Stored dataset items

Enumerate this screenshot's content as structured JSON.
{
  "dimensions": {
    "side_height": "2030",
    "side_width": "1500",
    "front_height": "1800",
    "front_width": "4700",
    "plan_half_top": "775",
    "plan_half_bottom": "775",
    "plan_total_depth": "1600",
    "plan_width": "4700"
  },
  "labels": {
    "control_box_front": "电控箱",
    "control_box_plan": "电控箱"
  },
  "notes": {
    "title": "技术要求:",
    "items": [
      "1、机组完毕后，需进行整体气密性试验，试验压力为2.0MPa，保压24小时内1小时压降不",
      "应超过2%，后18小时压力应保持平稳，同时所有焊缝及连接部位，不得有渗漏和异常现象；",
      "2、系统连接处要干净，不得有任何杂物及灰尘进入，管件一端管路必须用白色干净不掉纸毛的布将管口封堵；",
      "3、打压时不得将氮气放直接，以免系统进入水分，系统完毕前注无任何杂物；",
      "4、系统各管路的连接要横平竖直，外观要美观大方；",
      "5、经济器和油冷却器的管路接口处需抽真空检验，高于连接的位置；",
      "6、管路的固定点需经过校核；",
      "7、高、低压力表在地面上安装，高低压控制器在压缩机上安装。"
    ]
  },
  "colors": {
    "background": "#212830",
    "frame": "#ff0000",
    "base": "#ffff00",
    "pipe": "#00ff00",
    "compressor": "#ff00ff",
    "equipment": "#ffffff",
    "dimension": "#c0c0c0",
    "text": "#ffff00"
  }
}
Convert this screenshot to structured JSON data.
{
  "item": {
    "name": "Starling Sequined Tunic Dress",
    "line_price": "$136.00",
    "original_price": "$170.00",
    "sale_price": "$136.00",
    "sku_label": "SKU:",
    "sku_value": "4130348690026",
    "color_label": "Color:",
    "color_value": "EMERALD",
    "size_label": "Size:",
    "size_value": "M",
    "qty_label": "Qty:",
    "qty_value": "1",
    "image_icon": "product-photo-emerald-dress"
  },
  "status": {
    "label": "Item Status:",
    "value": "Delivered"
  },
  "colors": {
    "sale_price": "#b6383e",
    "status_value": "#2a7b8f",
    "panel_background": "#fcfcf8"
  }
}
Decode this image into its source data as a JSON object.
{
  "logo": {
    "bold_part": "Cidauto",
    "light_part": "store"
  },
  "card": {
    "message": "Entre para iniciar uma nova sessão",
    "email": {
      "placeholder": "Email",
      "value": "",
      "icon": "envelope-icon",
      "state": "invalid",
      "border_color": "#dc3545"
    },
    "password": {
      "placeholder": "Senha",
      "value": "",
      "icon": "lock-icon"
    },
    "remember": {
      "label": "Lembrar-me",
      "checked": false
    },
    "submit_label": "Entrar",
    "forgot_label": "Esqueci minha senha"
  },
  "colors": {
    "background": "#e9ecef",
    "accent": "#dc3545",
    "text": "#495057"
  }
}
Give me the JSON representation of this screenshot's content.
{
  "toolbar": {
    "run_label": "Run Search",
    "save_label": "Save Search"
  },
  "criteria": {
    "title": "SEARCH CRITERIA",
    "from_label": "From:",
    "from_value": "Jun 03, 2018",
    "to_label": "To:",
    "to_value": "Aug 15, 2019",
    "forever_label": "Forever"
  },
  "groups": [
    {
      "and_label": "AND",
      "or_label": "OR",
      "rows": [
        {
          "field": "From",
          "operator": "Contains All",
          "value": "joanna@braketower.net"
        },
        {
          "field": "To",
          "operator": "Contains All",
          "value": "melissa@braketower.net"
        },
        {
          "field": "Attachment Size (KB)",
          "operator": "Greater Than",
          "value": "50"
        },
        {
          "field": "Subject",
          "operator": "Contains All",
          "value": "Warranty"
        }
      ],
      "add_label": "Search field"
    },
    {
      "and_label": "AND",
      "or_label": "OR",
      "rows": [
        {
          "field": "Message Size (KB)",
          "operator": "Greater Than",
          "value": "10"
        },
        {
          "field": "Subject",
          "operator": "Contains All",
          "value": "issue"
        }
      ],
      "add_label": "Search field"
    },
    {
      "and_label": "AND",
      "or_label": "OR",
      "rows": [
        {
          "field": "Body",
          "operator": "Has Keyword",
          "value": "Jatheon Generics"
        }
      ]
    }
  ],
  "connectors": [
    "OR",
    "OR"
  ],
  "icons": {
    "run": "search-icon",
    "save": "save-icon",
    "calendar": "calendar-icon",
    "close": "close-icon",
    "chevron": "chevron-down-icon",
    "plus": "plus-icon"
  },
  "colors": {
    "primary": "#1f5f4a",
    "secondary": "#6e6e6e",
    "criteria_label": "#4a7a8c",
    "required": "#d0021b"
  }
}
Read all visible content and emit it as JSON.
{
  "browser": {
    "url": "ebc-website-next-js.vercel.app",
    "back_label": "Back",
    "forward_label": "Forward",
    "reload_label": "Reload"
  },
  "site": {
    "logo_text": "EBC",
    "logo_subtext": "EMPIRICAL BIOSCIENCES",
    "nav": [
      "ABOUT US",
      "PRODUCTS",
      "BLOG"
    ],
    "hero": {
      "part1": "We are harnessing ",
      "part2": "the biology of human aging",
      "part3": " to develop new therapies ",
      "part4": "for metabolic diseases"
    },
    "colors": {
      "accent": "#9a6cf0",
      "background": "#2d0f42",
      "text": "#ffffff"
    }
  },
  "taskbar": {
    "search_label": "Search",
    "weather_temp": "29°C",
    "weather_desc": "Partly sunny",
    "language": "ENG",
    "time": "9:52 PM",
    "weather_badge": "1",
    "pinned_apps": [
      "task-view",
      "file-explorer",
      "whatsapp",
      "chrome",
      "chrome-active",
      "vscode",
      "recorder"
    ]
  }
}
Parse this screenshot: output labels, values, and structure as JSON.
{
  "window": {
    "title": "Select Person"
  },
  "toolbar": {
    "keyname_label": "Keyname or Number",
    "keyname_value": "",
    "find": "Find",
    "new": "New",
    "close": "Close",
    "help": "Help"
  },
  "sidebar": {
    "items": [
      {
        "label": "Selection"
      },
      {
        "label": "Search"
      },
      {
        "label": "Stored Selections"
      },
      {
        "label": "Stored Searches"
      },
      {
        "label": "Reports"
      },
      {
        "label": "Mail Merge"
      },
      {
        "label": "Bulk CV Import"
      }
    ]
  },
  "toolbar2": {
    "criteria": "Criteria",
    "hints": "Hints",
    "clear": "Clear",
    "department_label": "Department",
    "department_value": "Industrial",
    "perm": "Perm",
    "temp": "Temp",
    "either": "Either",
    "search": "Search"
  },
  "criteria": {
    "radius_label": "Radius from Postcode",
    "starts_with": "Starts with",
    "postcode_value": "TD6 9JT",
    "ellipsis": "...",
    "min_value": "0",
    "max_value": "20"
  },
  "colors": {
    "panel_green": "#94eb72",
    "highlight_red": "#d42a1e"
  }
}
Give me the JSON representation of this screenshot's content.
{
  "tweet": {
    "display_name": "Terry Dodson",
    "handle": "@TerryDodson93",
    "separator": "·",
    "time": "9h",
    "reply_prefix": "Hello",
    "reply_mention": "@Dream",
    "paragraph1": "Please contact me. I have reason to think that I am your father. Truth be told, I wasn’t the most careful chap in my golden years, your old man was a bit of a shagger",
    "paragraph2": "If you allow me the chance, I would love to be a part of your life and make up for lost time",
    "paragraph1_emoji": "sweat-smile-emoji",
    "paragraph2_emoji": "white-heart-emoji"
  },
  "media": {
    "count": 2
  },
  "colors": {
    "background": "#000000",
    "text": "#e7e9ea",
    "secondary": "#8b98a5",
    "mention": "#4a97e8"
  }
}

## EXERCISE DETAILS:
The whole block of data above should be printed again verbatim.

## EXERCISE SOLUTION:
Enumerate this screenshot's content as structured JSON.
{
  "dimensions": {
    "side_height": "2030",
    "side_width": "1500",
    "front_height": "1800",
    "front_width": "4700",
    "plan_half_top": "775",
    "plan_half_bottom": "775",
    "plan_total_depth": "1600",
    "plan_width": "4700"
  },
  "labels": {
    "control_box_front": "电控箱",
    "control_box_plan": "电控箱"
  },
  "notes": {
    "title": "技术要求:",
    "items": [
      "1、机组完毕后，需进行整体气密性试验，试验压力为2.0MPa，保压24小时内1小时压降不",
      "应超过2%，后18小时压力应保持平稳，同时所有焊缝及连接部位，不得有渗漏和异常现象；",
      "2、系统连接处要干净，不得有任何杂物及灰尘进入，管件一端管路必须用白色干净不掉纸毛的布将管口封堵；",
      "3、打压时不得将氮气放直接，以免系统进入水分，系统完毕前注无任何杂物；",
      "4、系统各管路的连接要横平竖直，外观要美观大方；",
      "5、经济器和油冷却器的管路接口处需抽真空检验，高于连接的位置；",
      "6、管路的固定点需经过校核；",
      "7、高、低压力表在地面上安装，高低压控制器在压缩机上安装。"
    ]
  },
  "colors": {
    "background": "#212830",
    "frame": "#ff0000",
    "base": "#ffff00",
    "pipe": "#00ff00",
    "compressor": "#ff00ff",
    "equipment": "#ffffff",
    "dimension": "#c0c0c0",
    "text": "#ffff00"
  }
}
Convert this screenshot to structured JSON data.
{
  "item": {
    "name": "Starling Sequined Tunic Dress",
    "line_price": "$136.00",
    "original_price": "$170.00",
    "sale_price": "$136.00",
    "sku_label": "SKU:",
    "sku_value": "4130348690026",
    "color_label": "Color:",
    "color_value": "EMERALD",
    "size_label": "Size:",
    "size_value": "M",
    "qty_label": "Qty:",
    "qty_value": "1",
    "image_icon": "product-photo-emerald-dress"
  },
  "status": {
    "label": "Item Status:",
    "value": "Delivered"
  },
  "colors": {
    "sale_price": "#b6383e",
    "status_value": "#2a7b8f",
    "panel_background": "#fcfcf8"
  }
}
Decode this image into its source data as a JSON object.
{
  "logo": {
    "bold_part": "Cidauto",
    "light_part": "store"
  },
  "card": {
    "message": "Entre para iniciar uma nova sessão",
    "email": {
      "placeholder": "Email",
      "value": "",
      "icon": "envelope-icon",
      "state": "invalid",
      "border_color": "#dc3545"
    },
    "password": {
      "placeholder": "Senha",
      "value": "",
      "icon": "lock-icon"
    },
    "remember": {
      "label": "Lembrar-me",
      "checked": false
    },
    "submit_label": "Entrar",
    "forgot_label": "Esqueci minha senha"
  },
  "colors": {
    "background": "#e9ecef",
    "accent": "#dc3545",
    "text": "#495057"
  }
}
Give me the JSON representation of this screenshot's content.
{
  "toolbar": {
    "run_label": "Run Search",
    "save_label": "Save Search"
  },
  "criteria": {
    "title": "SEARCH CRITERIA",
    "from_label": "From:",
    "from_value": "Jun 03, 2018",
    "to_label": "To:",
    "to_value": "Aug 15, 2019",
    "forever_label": "Forever"
  },
  "groups": [
    {
      "and_label": "AND",
      "or_label": "OR",
      "rows": [
        {
          "field": "From",
          "operator": "Contains All",
          "value": "joanna@braketower.net"
        },
        {
          "field": "To",
          "operator": "Contains All",
          "value": "melissa@braketower.net"
        },
        {
          "field": "Attachment Size (KB)",
          "operator": "Greater Than",
          "value": "50"
        },
        {
          "field": "Subject",
          "operator": "Contains All",
          "value": "Warranty"
        }
      ],
      "add_label": "Search field"
    },
    {
      "and_label": "AND",
      "or_label": "OR",
      "rows": [
        {
          "field": "Message Size (KB)",
          "operator": "Greater Than",
          "value": "10"
        },
        {
          "field": "Subject",
          "operator": "Contains All",
          "value": "issue"
        }
      ],
      "add_label": "Search field"
    },
    {
      "and_label": "AND",
      "or_label": "OR",
      "rows": [
        {
          "field": "Body",
          "operator": "Has Keyword",
          "value": "Jatheon Generics"
        }
      ]
    }
  ],
  "connectors": [
    "OR",
    "OR"
  ],
  "icons": {
    "run": "search-icon",
    "save": "save-icon",
    "calendar": "calendar-icon",
    "close": "close-icon",
    "chevron": "chevron-down-icon",
    "plus": "plus-icon"
  },
  "colors": {
    "primary": "#1f5f4a",
    "secondary": "#6e6e6e",
    "criteria_label": "#4a7a8c",
    "required": "#d0021b"
  }
}
Read all visible content and emit it as JSON.
{
  "browser": {
    "url": "ebc-website-next-js.vercel.app",
    "back_label": "Back",
    "forward_label": "Forward",
    "reload_label": "Reload"
  },
  "site": {
    "logo_text": "EBC",
    "logo_subtext": "EMPIRICAL BIOSCIENCES",
    "nav": [
      "ABOUT US",
      "PRODUCTS",
      "BLOG"
    ],
    "hero": {
      "part1": "We are harnessing ",
      "part2": "the biology of human aging",
      "part3": " to develop new therapies ",
      "part4": "for metabolic diseases"
    },
    "colors": {
      "accent": "#9a6cf0",
      "background": "#2d0f42",
      "text": "#ffffff"
    }
  },
  "taskbar": {
    "search_label": "Search",
    "weather_temp": "29°C",
    "weather_desc": "Partly sunny",
    "language": "ENG",
    "time": "9:52 PM",
    "weather_badge": "1",
    "pinned_apps": [
      "task-view",
      "file-explorer",
      "whatsapp",
      "chrome",
      "chrome-active",
      "vscode",
      "recorder"
    ]
  }
}
Parse this screenshot: output labels, values, and structure as JSON.
{
  "window": {
    "title": "Select Person"
  },
  "toolbar": {
    "keyname_label": "Keyname or Number",
    "keyname_value": "",
    "find": "Find",
    "new": "New",
    "close": "Close",
    "help": "Help"
  },
  "sidebar": {
    "items": [
      {
        "label": "Selection"
      },
      {
        "label": "Search"
      },
      {
        "label": "Stored Selections"
      },
      {
        "label": "Stored Searches"
      },
      {
        "label": "Reports"
      },
      {
        "label": "Mail Merge"
      },
      {
        "label": "Bulk CV Import"
      }
    ]
  },
  "toolbar2": {
    "criteria": "Criteria",
    "hints": "Hints",
    "clear": "Clear",
    "department_label": "Department",
    "department_value": "Industrial",
    "perm": "Perm",
    "temp": "Temp",
    "either": "Either",
    "search": "Search"
  },
  "criteria": {
    "radius_label": "Radius from Postcode",
    "starts_with": "Starts with",
    "postcode_value": "TD6 9JT",
    "ellipsis": "...",
    "min_value": "0",
    "max_value": "20"
  },
  "colors": {
    "panel_green": "#94eb72",
    "highlight_red": "#d42a1e"
  }
}
Give me the JSON representation of this screenshot's content.
{
  "tweet": {
    "display_name": "Terry Dodson",
    "handle": "@TerryDodson93",
    "separator": "·",
    "time": "9h",
    "reply_prefix": "Hello",
    "reply_mention": "@Dream",
    "paragraph1": "Please contact me. I have reason to think that I am your father. Truth be told, I wasn’t the most careful chap in my golden years, your old man was a bit of a shagger",
    "paragraph2": "If you allow me the chance, I would love to be a part of your life and make up for lost time",
    "paragraph1_emoji": "sweat-smile-emoji",
    "paragraph2_emoji": "white-heart-emoji"
  },
  "media": {
    "count": 2
  },
  "colors": {
    "background": "#000000",
    "text": "#e7e9ea",
    "secondary": "#8b98a5",
    "mention": "#4a97e8"
  }
}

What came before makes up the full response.